(Stored items)
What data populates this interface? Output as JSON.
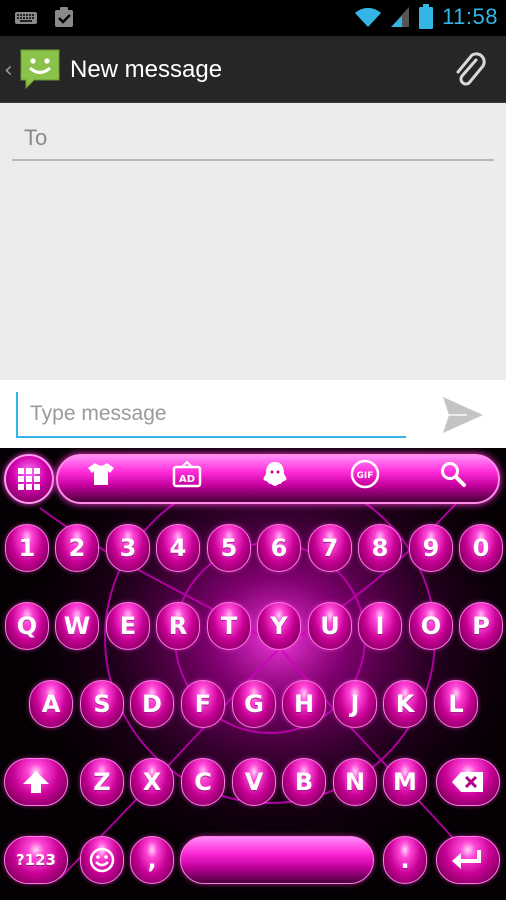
{
  "status_bar": {
    "time": "11:58",
    "icons": [
      "keyboard-icon",
      "clipboard-check-icon",
      "wifi-icon",
      "signal-icon",
      "battery-icon"
    ]
  },
  "action_bar": {
    "title": "New message",
    "logo_icon": "sms-smiley-icon",
    "attach_icon": "paperclip-icon"
  },
  "compose": {
    "to_placeholder": "To",
    "message_placeholder": "Type message",
    "send_icon": "send-icon"
  },
  "keyboard": {
    "toolbar_icons": [
      "grid-menu-icon",
      "tshirt-icon",
      "ad-icon",
      "ghost-icon",
      "gif-icon",
      "search-icon"
    ],
    "gif_label": "GIF",
    "ad_label": "AD",
    "number_row": [
      "1",
      "2",
      "3",
      "4",
      "5",
      "6",
      "7",
      "8",
      "9",
      "0"
    ],
    "row1": [
      "Q",
      "W",
      "E",
      "R",
      "T",
      "Y",
      "U",
      "I",
      "O",
      "P"
    ],
    "row2": [
      "A",
      "S",
      "D",
      "F",
      "G",
      "H",
      "J",
      "K",
      "L"
    ],
    "row3": [
      "Z",
      "X",
      "C",
      "V",
      "B",
      "N",
      "M"
    ],
    "symbols_key": "?123",
    "comma_key": ",",
    "period_key": ".",
    "shift_icon": "shift-arrow-icon",
    "backspace_icon": "backspace-icon",
    "emoji_icon": "smiley-icon",
    "enter_icon": "enter-icon",
    "accent_color": "#ff2ad8",
    "clock_color": "#33b5e5"
  }
}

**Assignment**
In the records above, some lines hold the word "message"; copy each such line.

**Solution to this task**
    "title": "New message",
    "message_placeholder": "Type message",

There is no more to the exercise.